Tips for talking to members about GMP equalisation

GMP equalisation is complex, controversial and liberally sprinkled with unknowns. And with press interest and misinformation flying around, it’s important for trustees to establish themselves as a reliable resource for members. Ever since the issue went to the High Court last year, we’ve been helping schemes talk to their members about it. We’ve developed approaches and messages that anticipate and answer members’ questions.

To help you get it right for your members, we’ve written 9 quick tips. You can download this nice-looking A4 version of these tips here – to print out, send around and otherwise share. Otherwise, read on further down this page…

1. Start with the headlines

Most members want to know quickly what equalisation means for them. So, like a journalist, always start with the briefest, clearest summary you can manage. Many members won’t be affected, so tell them straight away. Then they won’t need to read further (or ring your admin team). For example, ‘A recent court ruling means some members might be in line for a top-up to their pension, though most will not be affected…’

2. Get to the point
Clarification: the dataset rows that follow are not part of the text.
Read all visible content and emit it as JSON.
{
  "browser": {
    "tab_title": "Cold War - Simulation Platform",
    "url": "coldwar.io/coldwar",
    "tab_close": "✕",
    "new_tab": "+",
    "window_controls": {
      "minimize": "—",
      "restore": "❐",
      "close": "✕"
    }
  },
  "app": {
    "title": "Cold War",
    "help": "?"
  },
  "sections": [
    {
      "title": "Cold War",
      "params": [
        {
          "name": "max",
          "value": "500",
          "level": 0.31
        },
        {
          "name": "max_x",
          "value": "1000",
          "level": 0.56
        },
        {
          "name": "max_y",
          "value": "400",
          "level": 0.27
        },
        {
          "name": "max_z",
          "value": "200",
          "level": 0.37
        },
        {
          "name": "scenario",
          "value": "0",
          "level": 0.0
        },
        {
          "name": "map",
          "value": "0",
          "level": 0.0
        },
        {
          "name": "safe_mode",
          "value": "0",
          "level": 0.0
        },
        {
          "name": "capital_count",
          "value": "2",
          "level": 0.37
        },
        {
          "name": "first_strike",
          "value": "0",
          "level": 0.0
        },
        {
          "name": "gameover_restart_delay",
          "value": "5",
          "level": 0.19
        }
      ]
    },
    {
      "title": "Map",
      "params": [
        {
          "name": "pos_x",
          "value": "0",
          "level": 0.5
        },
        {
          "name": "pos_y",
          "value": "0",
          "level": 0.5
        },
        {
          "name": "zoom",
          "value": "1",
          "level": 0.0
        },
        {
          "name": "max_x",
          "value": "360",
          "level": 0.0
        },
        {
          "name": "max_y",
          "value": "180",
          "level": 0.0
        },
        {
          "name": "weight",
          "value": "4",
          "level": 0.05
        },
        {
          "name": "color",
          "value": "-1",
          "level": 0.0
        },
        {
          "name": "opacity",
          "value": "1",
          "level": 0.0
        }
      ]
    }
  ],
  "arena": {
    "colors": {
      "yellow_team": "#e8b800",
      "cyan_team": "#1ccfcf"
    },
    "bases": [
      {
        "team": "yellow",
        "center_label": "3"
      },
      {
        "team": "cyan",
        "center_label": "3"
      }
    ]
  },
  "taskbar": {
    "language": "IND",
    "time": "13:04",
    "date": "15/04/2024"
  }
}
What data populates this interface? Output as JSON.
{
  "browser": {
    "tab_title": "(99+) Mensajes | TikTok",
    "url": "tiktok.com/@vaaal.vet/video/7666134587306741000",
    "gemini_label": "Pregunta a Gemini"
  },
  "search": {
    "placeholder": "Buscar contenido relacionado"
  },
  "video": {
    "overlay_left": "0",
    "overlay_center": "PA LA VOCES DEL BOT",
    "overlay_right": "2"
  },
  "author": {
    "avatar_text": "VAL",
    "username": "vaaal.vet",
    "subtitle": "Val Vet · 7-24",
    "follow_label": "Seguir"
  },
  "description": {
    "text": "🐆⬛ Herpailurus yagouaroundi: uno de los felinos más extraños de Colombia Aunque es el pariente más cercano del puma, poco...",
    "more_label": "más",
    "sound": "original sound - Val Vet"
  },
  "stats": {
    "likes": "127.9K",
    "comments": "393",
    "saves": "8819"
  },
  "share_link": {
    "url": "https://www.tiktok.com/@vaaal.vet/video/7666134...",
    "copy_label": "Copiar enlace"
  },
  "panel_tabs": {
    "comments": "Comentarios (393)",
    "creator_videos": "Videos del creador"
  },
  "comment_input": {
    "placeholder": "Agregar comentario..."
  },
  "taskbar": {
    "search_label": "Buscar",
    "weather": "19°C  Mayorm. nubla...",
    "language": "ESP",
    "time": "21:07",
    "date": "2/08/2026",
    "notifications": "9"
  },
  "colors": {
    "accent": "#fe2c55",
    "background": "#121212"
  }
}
Don’t be tempted to lead on long- winded chronicles of SERPS, contracting out or how GMPs work. Very few members care about that. They want to know if and how they’re affected. So cut to the chase and save the background information for your website, along with some FAQs.

3. Keep everyone calm

Be clear that some people might get a bit extra, others will see no change, and nobody will lose out. Use short sentences and everyday words to make sure members get these points clearly. If they’re neither excited nor worried, they’re less likely to hassle you for more details.

4. Outline who’s affected

You don’t know the details, but you can broadly define those who might be in line for some extra money. That’s helpful, because anyone who isn’t in the magic 90-97 GMP cohort can stop reading. It’s also worth saying men and women could be affected, as a lot of the press coverage has focused on women.

5. Make your words work

Choose carefully the word or phrase you use to describe the extra money. An ‘adjustment’ sounds like it could be up or down, so might worry people. An ‘increase’ sounds like it could be substantial. Perhaps talk about ‘a bit extra’ or ‘a top-up’ – it sounds positive, but not pools-win positive.

6. Give ballpark numbers

Members want to know how much they’re getting and when. You don’t know either. But if you set some expectations it will stop members ringing you up to ask. So ask your administrators to estimate a figure in pounds that will cover most situations. And put a date on when members might get their money. If you can’t do that, put a date on when you’ll get back to them (see 9).

7. Be trusted trustees

Equalisation is an opportunity to (re-)establish the trustees as the go-to source of friendly but authoritative information for members. So make the effort to use super-clear language that connects with members. And invite members to keep checking the website and suggest FAQs they’d like to see.

8. Choose your channels

Think about how your members would like to receive information about this. A presentation from a manager? A simple video of trustees talking? A postcard? It doesn’t have to be a letter.

9. Keep the conversation going

Don’t say nothing just because there’s no news. Tell members when you’ll update them, and stick to that. Give them an update of how things are going, and any new estimates of timescale or figures. If you don’t talk to members, others (who might not have their best interests at heart) will.

 


Other things you might like: